Genetically altered (GA) mouse models provide a powerful means of attributing function to DNA sequences. As investigations of how DNA variation and mutation contributes to disease advance, demand for GA mouse models increases. Recently, this demand has been aided by the new CRISPR/Cas9 technology, an RNA guided nuclease system, which permits the production of models at unprecedented efficiencies.
Already the biomedical community is applying this new technology widely for mouse model production. Meanwhile, the 3Rs impact of the technology remains unexplored. This proposal seeks to address aspects of the technology that, our experience shows, can lead to substantial increases in mouse usage and wasted production of undesirable genotypes.
Following CRISPR/Cas9 microinjection into mouse zygotes, the founders generated are invariably mosaic, due to the persistence of the nuclease after the first cleavage event. Founders must be bred extensively to ensure transmission of the desired allele, increasing mouse usage. The mosaicism also precludes the phenotyping of the founder generation, which, given the high efficiencies of CRISPR/Cas9 might be feasible for certain phenotypic screens.

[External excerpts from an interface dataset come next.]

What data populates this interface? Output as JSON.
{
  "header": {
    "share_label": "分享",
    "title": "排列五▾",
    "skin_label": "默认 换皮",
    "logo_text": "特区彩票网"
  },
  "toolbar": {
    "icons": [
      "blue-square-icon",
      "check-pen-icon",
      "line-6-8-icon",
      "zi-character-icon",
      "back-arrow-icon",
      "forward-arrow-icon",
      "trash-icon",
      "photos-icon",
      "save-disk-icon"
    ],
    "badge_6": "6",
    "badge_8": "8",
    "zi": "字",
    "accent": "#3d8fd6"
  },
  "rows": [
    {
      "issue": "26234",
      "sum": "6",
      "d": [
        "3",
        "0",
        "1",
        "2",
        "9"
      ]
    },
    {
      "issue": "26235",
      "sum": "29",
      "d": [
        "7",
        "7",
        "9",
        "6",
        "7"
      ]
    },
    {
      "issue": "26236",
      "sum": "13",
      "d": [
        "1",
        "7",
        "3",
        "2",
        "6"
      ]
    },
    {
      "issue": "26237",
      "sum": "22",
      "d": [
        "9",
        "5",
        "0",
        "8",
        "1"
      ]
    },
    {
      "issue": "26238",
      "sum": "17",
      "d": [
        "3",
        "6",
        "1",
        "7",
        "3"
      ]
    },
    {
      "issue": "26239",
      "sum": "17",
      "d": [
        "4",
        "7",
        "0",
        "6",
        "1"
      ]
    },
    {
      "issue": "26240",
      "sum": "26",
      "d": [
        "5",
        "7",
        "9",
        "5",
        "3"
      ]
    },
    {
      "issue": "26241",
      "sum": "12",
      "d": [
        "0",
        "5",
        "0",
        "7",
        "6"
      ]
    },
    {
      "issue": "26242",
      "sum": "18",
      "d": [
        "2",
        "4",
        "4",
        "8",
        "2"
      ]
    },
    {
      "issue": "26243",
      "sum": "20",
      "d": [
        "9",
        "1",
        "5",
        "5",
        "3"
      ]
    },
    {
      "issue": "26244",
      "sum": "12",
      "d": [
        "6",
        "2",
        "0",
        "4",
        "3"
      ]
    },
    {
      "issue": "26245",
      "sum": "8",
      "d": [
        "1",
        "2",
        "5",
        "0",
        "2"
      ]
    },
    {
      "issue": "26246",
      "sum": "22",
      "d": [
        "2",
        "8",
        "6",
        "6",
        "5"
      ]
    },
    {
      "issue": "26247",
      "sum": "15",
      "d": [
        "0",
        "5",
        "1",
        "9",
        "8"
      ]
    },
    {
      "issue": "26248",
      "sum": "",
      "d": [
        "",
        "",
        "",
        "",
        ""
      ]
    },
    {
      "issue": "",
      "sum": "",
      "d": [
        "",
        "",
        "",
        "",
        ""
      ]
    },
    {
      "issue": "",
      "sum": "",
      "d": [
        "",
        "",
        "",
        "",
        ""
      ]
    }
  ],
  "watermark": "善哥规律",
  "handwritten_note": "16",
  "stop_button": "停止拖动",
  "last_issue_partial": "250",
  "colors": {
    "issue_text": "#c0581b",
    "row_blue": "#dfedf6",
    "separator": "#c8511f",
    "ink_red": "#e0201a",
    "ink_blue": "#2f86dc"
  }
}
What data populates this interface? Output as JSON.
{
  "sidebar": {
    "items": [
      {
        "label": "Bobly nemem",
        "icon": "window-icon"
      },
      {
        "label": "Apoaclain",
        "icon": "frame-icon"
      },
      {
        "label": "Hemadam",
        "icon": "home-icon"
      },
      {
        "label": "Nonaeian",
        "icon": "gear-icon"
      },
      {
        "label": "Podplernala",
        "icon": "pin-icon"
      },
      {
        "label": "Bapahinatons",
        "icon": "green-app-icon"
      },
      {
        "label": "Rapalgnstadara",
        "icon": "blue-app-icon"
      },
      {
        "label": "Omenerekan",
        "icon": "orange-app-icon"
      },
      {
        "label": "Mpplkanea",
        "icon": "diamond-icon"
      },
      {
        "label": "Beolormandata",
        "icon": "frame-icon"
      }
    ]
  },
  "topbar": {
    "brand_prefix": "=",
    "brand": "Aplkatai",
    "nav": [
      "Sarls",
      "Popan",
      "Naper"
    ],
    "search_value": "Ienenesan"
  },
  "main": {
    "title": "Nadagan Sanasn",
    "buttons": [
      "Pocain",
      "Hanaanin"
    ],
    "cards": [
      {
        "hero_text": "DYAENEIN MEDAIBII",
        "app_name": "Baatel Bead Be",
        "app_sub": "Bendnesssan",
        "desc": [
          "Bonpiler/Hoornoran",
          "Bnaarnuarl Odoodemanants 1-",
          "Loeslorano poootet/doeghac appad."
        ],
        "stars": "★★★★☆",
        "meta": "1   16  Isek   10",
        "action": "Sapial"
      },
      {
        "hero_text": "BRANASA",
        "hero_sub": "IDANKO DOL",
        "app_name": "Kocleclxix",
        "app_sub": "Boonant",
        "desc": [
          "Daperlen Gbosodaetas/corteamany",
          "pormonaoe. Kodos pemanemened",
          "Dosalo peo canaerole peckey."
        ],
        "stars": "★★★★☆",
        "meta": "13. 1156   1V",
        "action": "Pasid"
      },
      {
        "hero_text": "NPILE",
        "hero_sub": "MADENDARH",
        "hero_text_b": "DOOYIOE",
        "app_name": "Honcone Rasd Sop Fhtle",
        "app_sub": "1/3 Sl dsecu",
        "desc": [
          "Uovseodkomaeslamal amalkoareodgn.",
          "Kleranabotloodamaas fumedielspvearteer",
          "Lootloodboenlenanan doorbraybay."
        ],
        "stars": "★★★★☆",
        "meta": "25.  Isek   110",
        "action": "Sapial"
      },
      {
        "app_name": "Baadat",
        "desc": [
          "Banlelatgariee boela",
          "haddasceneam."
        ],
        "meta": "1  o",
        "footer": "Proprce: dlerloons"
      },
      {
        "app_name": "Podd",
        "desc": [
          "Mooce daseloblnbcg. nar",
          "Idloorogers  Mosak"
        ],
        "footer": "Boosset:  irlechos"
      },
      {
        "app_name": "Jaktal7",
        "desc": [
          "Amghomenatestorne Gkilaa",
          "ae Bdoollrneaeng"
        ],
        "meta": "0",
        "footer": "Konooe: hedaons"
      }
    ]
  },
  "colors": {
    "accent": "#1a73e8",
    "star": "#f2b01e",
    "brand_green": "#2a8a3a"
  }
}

We plan to explore whether the use of Cas9 fusions with destabilizing or cell-cycle regulatory domains can be used to confine nuclease activity to the 1-cell stage and thus eliminate mosaicism. Furthermore, the mode of Cas9 supply, protein or maternally contributed via transgenic Cas9 overexpression will be investigated for its impact on mosaicism. As a potential refinement, methods to address and limit deleterious indel mutagenesis during knock-in mice production, a class of model particularly sought after for interrogating disease-related mutation, will be investigated. Whether the mode of nuclease delivery, the use of cell cycle-regulated Cas9 and co-injection of wild-type repair templates can impact the rate of indel mutation at the non-targeted allele will be assessed.